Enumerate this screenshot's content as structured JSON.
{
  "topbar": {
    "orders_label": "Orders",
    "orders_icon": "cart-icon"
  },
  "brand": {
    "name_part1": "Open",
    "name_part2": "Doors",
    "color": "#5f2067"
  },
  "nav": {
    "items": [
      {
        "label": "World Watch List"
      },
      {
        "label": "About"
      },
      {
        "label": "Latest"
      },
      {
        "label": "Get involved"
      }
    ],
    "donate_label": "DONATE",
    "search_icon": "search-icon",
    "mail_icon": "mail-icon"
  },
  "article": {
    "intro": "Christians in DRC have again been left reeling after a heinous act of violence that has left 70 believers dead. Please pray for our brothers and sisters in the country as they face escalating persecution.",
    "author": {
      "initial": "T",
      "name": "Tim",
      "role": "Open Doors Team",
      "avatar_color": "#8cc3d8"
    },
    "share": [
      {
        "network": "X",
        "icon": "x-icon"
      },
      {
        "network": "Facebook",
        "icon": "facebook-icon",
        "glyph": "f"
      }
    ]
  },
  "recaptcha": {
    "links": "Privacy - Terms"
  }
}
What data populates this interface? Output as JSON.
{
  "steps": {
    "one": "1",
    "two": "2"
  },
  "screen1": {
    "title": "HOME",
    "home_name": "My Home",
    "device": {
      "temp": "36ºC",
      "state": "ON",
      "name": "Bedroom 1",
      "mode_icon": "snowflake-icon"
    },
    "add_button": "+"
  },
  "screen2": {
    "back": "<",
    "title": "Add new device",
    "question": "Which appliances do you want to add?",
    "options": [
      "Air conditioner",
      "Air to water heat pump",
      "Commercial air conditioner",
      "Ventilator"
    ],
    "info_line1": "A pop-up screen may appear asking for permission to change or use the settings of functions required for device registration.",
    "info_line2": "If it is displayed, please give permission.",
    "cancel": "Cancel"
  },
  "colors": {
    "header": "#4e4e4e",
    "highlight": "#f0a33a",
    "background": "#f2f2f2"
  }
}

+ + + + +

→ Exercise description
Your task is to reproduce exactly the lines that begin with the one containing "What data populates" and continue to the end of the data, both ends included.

→ Response below
What data populates this interface? Output as JSON.
{
  "steps": {
    "one": "1",
    "two": "2"
  },
  "screen1": {
    "title": "HOME",
    "home_name": "My Home",
    "device": {
      "temp": "36ºC",
      "state": "ON",
      "name": "Bedroom 1",
      "mode_icon": "snowflake-icon"
    },
    "add_button": "+"
  },
  "screen2": {
    "back": "<",
    "title": "Add new device",
    "question": "Which appliances do you want to add?",
    "options": [
      "Air conditioner",
      "Air to water heat pump",
      "Commercial air conditioner",
      "Ventilator"
    ],
    "info_line1": "A pop-up screen may appear asking for permission to change or use the settings of functions required for device registration.",
    "info_line2": "If it is displayed, please give permission.",
    "cancel": "Cancel"
  },
  "colors": {
    "header": "#4e4e4e",
    "highlight": "#f0a33a",
    "background": "#f2f2f2"
  }
}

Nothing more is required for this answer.